Website and app data records:

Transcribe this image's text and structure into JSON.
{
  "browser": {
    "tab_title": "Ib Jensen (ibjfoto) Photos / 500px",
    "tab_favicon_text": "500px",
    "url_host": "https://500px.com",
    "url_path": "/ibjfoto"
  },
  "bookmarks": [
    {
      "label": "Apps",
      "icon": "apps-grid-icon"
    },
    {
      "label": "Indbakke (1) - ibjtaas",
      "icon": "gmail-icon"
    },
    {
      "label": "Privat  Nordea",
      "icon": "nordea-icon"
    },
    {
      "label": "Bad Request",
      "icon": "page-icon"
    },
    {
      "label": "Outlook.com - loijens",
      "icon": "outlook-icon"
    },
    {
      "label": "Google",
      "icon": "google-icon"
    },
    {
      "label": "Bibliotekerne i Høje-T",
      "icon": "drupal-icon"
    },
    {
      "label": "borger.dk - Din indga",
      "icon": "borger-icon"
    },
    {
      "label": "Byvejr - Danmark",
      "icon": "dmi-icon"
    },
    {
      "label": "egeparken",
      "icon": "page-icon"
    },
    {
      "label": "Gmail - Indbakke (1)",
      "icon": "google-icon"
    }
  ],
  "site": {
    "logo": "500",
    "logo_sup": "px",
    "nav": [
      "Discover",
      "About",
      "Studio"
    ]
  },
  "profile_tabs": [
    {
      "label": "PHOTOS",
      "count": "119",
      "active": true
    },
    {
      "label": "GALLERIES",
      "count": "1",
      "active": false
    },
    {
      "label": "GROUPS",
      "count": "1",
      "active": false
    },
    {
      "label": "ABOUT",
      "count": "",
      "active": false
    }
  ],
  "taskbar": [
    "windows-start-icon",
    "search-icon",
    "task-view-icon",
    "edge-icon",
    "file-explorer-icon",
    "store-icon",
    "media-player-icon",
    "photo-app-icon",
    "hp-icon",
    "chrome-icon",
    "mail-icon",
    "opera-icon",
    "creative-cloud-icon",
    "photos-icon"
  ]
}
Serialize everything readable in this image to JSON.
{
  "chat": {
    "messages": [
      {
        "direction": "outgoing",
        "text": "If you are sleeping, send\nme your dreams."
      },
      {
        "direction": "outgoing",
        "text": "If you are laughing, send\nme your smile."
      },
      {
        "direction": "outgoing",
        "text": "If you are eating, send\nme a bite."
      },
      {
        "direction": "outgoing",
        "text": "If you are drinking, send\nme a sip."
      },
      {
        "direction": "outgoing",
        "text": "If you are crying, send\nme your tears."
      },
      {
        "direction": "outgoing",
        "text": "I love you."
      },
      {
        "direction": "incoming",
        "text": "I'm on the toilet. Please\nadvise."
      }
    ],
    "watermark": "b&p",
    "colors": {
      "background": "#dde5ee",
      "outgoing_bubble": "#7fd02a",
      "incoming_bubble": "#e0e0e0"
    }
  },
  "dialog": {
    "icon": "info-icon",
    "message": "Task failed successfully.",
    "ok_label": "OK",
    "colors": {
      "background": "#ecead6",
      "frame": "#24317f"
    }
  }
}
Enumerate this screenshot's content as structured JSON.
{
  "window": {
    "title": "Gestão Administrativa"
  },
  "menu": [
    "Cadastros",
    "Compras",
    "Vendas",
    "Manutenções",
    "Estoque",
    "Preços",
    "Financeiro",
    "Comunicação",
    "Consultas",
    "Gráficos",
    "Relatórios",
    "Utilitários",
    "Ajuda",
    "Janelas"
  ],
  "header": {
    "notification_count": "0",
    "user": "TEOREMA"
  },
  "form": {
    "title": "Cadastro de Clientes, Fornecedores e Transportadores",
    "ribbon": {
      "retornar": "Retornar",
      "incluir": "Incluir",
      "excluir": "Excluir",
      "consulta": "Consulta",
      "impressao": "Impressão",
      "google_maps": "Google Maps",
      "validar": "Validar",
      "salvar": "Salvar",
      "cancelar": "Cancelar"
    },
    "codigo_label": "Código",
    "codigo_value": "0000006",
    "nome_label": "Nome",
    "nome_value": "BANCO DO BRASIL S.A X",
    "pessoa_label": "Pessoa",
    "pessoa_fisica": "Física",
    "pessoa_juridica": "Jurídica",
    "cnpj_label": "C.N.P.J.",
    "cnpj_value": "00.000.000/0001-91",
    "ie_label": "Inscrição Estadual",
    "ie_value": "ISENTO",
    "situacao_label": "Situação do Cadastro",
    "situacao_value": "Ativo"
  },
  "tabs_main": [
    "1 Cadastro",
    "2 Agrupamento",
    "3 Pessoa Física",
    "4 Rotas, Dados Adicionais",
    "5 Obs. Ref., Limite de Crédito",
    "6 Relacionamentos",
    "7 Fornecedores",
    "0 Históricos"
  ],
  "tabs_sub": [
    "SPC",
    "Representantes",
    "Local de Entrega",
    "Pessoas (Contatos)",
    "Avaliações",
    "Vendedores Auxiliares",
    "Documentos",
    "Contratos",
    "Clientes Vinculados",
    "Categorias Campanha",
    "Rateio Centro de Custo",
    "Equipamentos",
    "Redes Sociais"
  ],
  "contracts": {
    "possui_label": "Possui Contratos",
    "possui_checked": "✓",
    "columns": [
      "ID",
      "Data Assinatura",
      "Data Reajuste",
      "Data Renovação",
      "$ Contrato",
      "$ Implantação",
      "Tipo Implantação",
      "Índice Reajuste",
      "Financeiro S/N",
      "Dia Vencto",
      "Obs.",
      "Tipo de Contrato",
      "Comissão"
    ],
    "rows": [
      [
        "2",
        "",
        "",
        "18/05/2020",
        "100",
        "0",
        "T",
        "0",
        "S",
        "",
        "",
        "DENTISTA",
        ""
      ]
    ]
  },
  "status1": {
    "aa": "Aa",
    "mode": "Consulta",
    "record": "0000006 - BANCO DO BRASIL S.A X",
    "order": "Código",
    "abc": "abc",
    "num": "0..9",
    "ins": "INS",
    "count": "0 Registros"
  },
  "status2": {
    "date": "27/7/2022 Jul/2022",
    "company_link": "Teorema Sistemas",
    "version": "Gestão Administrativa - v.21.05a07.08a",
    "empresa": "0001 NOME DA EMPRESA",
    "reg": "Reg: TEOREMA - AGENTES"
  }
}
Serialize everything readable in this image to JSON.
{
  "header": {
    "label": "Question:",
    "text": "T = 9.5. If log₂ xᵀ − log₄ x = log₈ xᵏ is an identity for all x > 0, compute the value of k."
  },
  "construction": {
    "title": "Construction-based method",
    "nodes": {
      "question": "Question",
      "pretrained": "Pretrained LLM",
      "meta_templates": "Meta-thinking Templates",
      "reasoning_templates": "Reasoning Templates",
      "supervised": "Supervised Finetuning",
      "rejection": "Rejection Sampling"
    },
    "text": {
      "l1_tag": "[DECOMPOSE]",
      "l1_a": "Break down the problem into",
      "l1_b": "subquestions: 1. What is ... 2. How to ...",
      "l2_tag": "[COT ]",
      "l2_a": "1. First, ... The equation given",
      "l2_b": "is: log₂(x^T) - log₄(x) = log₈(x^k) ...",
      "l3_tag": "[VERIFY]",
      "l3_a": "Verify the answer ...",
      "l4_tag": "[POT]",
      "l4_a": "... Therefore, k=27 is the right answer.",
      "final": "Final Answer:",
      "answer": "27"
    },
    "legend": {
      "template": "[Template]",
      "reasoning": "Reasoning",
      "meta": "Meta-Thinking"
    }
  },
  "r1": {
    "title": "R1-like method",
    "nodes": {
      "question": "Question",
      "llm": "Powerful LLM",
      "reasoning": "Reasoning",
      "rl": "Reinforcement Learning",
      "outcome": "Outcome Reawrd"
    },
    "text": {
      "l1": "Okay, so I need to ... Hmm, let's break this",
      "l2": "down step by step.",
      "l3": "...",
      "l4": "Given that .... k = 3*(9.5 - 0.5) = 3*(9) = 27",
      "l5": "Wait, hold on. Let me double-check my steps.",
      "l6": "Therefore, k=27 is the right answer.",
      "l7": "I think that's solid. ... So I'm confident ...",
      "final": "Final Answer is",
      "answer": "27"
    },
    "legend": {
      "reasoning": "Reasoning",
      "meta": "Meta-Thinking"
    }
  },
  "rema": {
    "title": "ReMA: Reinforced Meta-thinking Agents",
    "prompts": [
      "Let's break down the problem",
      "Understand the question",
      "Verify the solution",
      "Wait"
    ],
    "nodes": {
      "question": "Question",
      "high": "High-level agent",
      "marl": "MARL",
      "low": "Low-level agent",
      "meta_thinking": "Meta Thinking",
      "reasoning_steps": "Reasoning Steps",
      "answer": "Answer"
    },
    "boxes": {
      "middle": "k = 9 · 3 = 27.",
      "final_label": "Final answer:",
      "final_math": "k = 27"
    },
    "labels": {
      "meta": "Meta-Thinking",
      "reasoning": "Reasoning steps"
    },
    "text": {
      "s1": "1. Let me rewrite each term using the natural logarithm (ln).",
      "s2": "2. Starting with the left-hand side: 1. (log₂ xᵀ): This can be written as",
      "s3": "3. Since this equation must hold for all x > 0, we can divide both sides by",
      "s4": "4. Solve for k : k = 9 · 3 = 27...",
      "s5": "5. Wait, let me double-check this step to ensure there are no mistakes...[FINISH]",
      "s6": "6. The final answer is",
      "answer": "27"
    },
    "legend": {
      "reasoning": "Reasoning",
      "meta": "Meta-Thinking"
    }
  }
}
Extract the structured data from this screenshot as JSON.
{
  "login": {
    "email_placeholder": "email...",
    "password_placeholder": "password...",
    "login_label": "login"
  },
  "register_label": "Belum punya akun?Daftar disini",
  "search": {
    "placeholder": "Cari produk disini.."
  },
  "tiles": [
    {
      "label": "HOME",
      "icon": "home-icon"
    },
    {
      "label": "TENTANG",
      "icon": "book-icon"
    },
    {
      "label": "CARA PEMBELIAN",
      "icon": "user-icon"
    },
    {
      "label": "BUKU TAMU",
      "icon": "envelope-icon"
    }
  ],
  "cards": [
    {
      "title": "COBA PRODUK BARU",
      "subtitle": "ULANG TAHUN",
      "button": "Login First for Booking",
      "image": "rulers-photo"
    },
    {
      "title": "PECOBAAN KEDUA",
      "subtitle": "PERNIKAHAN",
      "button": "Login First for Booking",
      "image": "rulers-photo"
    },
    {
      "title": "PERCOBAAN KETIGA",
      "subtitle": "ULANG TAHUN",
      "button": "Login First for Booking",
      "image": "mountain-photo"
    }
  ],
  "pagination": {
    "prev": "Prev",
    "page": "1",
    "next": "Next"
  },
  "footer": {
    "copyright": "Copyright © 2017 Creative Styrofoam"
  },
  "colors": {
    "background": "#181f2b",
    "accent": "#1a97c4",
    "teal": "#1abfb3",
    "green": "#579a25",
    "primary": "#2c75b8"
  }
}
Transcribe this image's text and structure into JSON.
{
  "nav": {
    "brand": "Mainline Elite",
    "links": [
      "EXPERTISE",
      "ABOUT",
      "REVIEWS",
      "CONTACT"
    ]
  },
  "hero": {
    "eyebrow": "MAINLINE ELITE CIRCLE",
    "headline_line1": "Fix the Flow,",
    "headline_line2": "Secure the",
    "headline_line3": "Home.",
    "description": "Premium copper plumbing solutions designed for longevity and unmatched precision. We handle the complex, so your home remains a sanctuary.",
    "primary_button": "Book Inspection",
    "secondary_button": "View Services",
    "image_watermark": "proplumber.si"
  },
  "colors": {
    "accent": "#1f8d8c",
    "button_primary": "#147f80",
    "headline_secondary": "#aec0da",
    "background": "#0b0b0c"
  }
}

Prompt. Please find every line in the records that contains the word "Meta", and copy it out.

Answer to the exercise.
      "meta_templates": "Meta-thinking Templates",
      "meta": "Meta-Thinking"
      "meta": "Meta-Thinking"
    "title": "ReMA: Reinforced Meta-thinking Agents",
      "meta_thinking": "Meta Thinking",
      "meta": "Meta-Thinking",
      "meta": "Meta-Thinking"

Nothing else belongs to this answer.